Coonoor, Tamil Nadu: The Tea Board of India plans to introduce electronic auctions in six centres across the country by the end of the year, a top official said.
The board has invested more than Rs10 crore to develop the platform and another Rs1 crore for connectivity, said Basudeb Banerjee, chairman of the government trade promotion body.
The auctions will begin simultaneously in the six centres, he added.
Roshni Sen, deputy chairman of the board, said the electronic system would induce more people to join the auctions. “Presently, around 60% of the annual tea produce of over 900 million kg is sold through the six auction centres. With a transparent marketing system in place, more of the tea produced will take the auction route,” she said.
The information technology arm of the National Stock Exchange, which developed the software for the auctions, will train people to use the electronic platforms over the next two months.
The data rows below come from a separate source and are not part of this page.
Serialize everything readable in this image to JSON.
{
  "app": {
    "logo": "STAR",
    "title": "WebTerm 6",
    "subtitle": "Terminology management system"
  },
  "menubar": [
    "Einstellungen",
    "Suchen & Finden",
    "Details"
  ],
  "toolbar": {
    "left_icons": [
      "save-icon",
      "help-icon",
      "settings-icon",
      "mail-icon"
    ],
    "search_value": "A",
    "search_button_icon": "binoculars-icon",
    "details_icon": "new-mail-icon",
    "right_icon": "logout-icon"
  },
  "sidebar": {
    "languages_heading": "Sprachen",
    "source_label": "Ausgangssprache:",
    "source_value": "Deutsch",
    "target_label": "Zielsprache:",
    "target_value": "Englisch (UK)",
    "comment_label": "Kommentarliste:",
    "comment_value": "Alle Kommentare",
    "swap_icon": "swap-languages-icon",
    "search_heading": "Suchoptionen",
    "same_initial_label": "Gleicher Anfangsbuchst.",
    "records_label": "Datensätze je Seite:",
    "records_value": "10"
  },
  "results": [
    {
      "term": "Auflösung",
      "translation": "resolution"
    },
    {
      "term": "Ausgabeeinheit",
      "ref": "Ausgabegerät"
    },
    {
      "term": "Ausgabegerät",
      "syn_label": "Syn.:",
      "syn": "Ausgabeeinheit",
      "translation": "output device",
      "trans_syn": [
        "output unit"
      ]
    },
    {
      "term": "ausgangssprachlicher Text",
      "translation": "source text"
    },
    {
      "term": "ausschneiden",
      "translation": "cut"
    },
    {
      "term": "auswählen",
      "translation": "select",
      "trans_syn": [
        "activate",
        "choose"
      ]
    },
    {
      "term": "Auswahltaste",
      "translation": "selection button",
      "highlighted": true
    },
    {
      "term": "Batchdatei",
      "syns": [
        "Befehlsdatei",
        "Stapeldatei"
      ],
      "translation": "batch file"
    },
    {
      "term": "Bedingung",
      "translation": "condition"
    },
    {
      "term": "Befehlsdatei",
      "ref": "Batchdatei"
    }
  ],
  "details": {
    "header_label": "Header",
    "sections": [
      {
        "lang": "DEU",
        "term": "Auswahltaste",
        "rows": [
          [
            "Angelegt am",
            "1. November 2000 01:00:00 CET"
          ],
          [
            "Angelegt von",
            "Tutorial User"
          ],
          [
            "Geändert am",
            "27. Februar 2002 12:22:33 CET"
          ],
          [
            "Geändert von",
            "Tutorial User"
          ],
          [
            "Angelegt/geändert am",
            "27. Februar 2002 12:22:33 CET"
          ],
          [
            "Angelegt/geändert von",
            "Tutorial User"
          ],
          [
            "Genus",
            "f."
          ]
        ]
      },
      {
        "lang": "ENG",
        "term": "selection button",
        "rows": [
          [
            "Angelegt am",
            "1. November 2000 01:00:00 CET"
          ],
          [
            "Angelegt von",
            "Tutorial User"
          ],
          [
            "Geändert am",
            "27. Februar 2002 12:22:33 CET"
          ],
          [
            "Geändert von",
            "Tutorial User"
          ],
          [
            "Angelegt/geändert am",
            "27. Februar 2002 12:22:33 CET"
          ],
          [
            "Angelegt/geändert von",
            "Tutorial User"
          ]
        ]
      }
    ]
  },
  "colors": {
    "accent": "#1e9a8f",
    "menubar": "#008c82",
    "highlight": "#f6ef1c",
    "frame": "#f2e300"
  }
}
V. Rajaraman, vice-president of NSE.IT Ltd, said registered members would be able to trade in auctions in any of the six centres.
An index of the best of traded teas, based on volumes and price, could be created on the lines of the Sensex or Nifty indices, he said, adding that such a system could also be developed to introduce futures trade in tea.
The settlement mechanism for the electronic auction is being developed in collaboration with National Commodity Clearing Corp.
J.K. Thomas, director of Malankara Plantations Ltd and former president of the United Planters Association of Southern India, or Upasi, said the auction platform is based on a transparent system that would ensure fair price discovery.
With issues of adulteration and declining quality of tea, there is a need to allow export of material only through auctions, he said.
Banerjee, speaking on the sidelines of Upasi’s annual conference at Coonoor said the tea boards of Kenya and Sri Lanka are also studying India’s model to start similar centres in their countries.
Sri Lanka is even considering a proposal for reciprocal tea auctions with India, the world’s largest tea producer, and for closer ties in research and manpower training, said Lalith Hettiarachchi, chairman of the Sri Lanka Tea Board.
A six-member delegation from the island nation, representing its tea board, will also meet India’s equipment makers to discuss changing requirements, as many machines for tea factories are sourced from India, he said.
Government trade bodies of the two neighbouring nations last week signed agreements to recognize each other’s tea research laboratories, and look at closer ties for technology transfer, research in plant pathology and other issues affecting tea gardens.
On possible trade cooperation, Hettiarachchi said traders from both countries would be able to participate in reciprocal auctions if India and Sri Lanka implement electronic systems to auction tea.
The trade body for tea in Sri Lanka, however, is facing stiff opposition to the proposed system, he said.
Reciprocal auctions would give Sri Lankan traders easier access to the CTC (cut, tear and curl) tea variety from India, which in turn can source the orthodox type of tea from its neighbour, Hettiarachchi said.
Sri Lanka produces 310,000-320,000 tonnes of tea a year on average, of which nearly 95% is exported. The country has about 220,000ha under tea cultivation, he said.
The Sri Lankan tea industry is troubled by issues such as rising cost of production because of higher wages, and lack of interest in tea cultivation among youngsters from families traditionally involved in growing tea, Hettiarachchi said, noting similarities with Indian tea trade.